Prugh, Thomas and Erik Assadourian. 2003. “What is sustainability, anyway?” World Watch Magazine, pp. 10-21.
Selva, M. 2006.Toxic shock: How Western rubbish is destroying Africa. The Independent newspaper (UK), September 21.
Simon, J. and Buckley, W.F. 1982. “Answer to Malthus? Julian Simon Interviewed by William Buckley.” Population and Development Review 8(1):205-218.
Šimůnek, P. and Růžička, 2007. M. Klaus: Radar yes, when ... Hospodářské noviny. February 14.
Slade, G. 2006. Electronic waste a ticking time bomb. The Seattle Post-Intelligencer newspaper, April 13.
Slater, D. 1998. “Themes from the sociology of consumption,” Paper presented at the Consumption, Environment, and the Social Sciences Seminar, 6-7 July.
Worldwatch special section on peak oil. Pages 9-24 in WorldWatch Magazine, January/February 2006.
BELL, Michael. An invitation to environmental sociology. Edited by Michael S. Carolan. 4th ed. Thousand Oaks, Calif.: Pine Forge Press, 2012. xiii, 384. ISBN 9781412990530. info
Environmental sociology :from analysis to action. Edited by Leslie King - Deborah McCarthy. Lanham, Md.: Rowman & Littlefield Publishers, 2005. xxx, 487 s. ISBN 0-7425-3508-8. info
BROWER, Michael and Warren LEON. The consumer's guide to effective environmental choices :practical advice from the Union of Concerned Scientists. 1st ed. New York: Three Rivers Press, 1999. xii, 292 s. ISBN 0-609-80281-X. info

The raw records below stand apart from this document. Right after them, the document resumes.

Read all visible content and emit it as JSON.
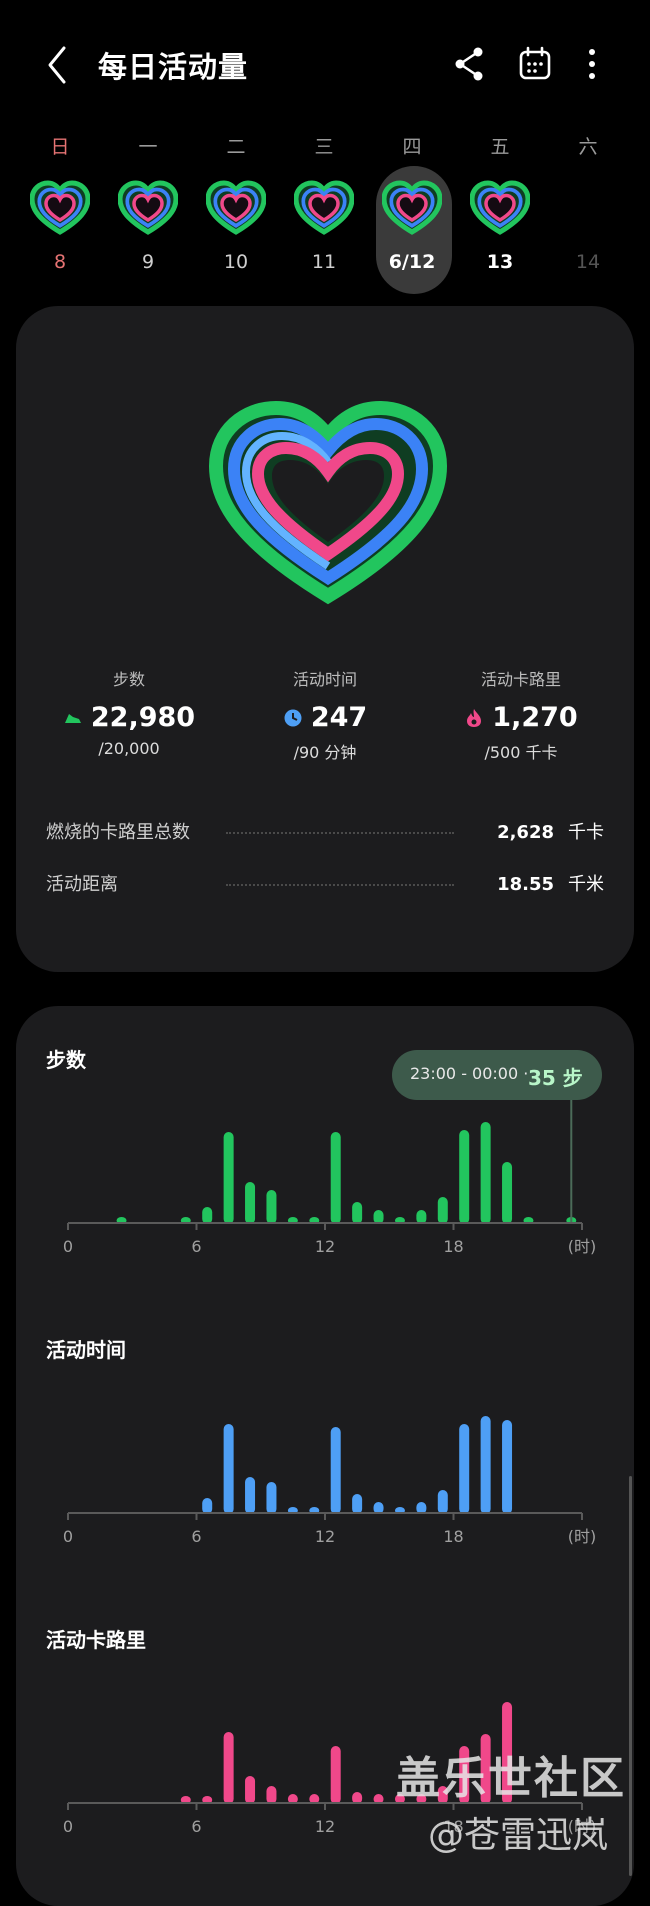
{
  "header": {
    "title": "每日活动量",
    "back_icon": "back-arrow-icon",
    "share_icon": "share-icon",
    "calendar_icon": "calendar-icon",
    "more_icon": "more-vertical-icon"
  },
  "week": [
    {
      "name": "日",
      "date": "8",
      "ring": true,
      "weekend": true
    },
    {
      "name": "一",
      "date": "9",
      "ring": true
    },
    {
      "name": "二",
      "date": "10",
      "ring": true
    },
    {
      "name": "三",
      "date": "11",
      "ring": true
    },
    {
      "name": "四",
      "date": "6/12",
      "ring": true,
      "selected": true
    },
    {
      "name": "五",
      "date": "13",
      "ring": true,
      "bold": true
    },
    {
      "name": "六",
      "date": "14",
      "ring": false,
      "future": true
    }
  ],
  "summary": {
    "steps": {
      "label": "步数",
      "value": "22,980",
      "goal": "/20,000",
      "icon": "shoe-icon",
      "color": "#22c55e"
    },
    "active_time": {
      "label": "活动时间",
      "value": "247",
      "goal": "/90 分钟",
      "icon": "clock-icon",
      "color": "#4e9ff5"
    },
    "active_calories": {
      "label": "活动卡路里",
      "value": "1,270",
      "goal": "/500 千卡",
      "icon": "flame-icon",
      "color": "#f0488a"
    },
    "total_calories": {
      "label": "燃烧的卡路里总数",
      "value": "2,628",
      "unit": "千卡"
    },
    "distance": {
      "label": "活动距离",
      "value": "18.55",
      "unit": "千米"
    }
  },
  "tooltip": {
    "time": "23:00 - 00:00 ·",
    "value": "35 步"
  },
  "sections": {
    "steps_title": "步数",
    "time_title": "活动时间",
    "cal_title": "活动卡路里"
  },
  "chart_data": [
    {
      "type": "bar",
      "title": "步数",
      "color": "#22c55e",
      "x": [
        0,
        1,
        2,
        3,
        4,
        5,
        6,
        7,
        8,
        9,
        10,
        11,
        12,
        13,
        14,
        15,
        16,
        17,
        18,
        19,
        20,
        21,
        22,
        23
      ],
      "xticks": [
        "0",
        "6",
        "12",
        "18"
      ],
      "xunit": "(时)",
      "values": [
        0,
        0,
        5,
        0,
        0,
        5,
        15,
        90,
        40,
        32,
        5,
        5,
        90,
        20,
        12,
        5,
        12,
        25,
        92,
        100,
        60,
        5,
        0,
        5
      ],
      "ylim": [
        0,
        100
      ]
    },
    {
      "type": "bar",
      "title": "活动时间",
      "color": "#4e9ff5",
      "x": [
        0,
        1,
        2,
        3,
        4,
        5,
        6,
        7,
        8,
        9,
        10,
        11,
        12,
        13,
        14,
        15,
        16,
        17,
        18,
        19,
        20,
        21,
        22,
        23
      ],
      "xticks": [
        "0",
        "6",
        "12",
        "18"
      ],
      "xunit": "(时)",
      "values": [
        0,
        0,
        0,
        0,
        0,
        0,
        14,
        88,
        35,
        30,
        5,
        5,
        85,
        18,
        10,
        5,
        10,
        22,
        88,
        96,
        92,
        0,
        0,
        0
      ],
      "ylim": [
        0,
        100
      ]
    },
    {
      "type": "bar",
      "title": "活动卡路里",
      "color": "#f0488a",
      "x": [
        0,
        1,
        2,
        3,
        4,
        5,
        6,
        7,
        8,
        9,
        10,
        11,
        12,
        13,
        14,
        15,
        16,
        17,
        18,
        19,
        20,
        21,
        22,
        23
      ],
      "xticks": [
        "0",
        "6",
        "12",
        "18"
      ],
      "xunit": "(时)",
      "values": [
        0,
        0,
        0,
        0,
        0,
        6,
        6,
        70,
        26,
        16,
        8,
        8,
        56,
        10,
        8,
        8,
        8,
        16,
        56,
        68,
        100,
        0,
        0,
        0
      ],
      "ylim": [
        0,
        100
      ]
    }
  ],
  "watermark": {
    "line1": "盖乐世社区",
    "line2": "@苍雷迅岚"
  }
}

The course is taught as a normal classroom lecture course. The pedagogical approach includes the use of weekly lectures, required reading and other resources, and films and other multi-media presentations.
Each week, participation in this course typically involves attending the lecture and reading or watching the required study materials which include literature and videos.
Students will receive a final letter grade (A-F) for the semester based on the following components:
40% – Mid-term exam
60% – Final exam
Using the MU Information System
Class resources are available to students through Masaryk University’s online Information System (IS). Under the course title “SOC165: Introduction to Environmental Sociology” you will find an interactive syllabus which contains important general information about the course and the weekly schedule with links to required course materials.
Language in which the course is taught
Further comments (probably available only in Czech)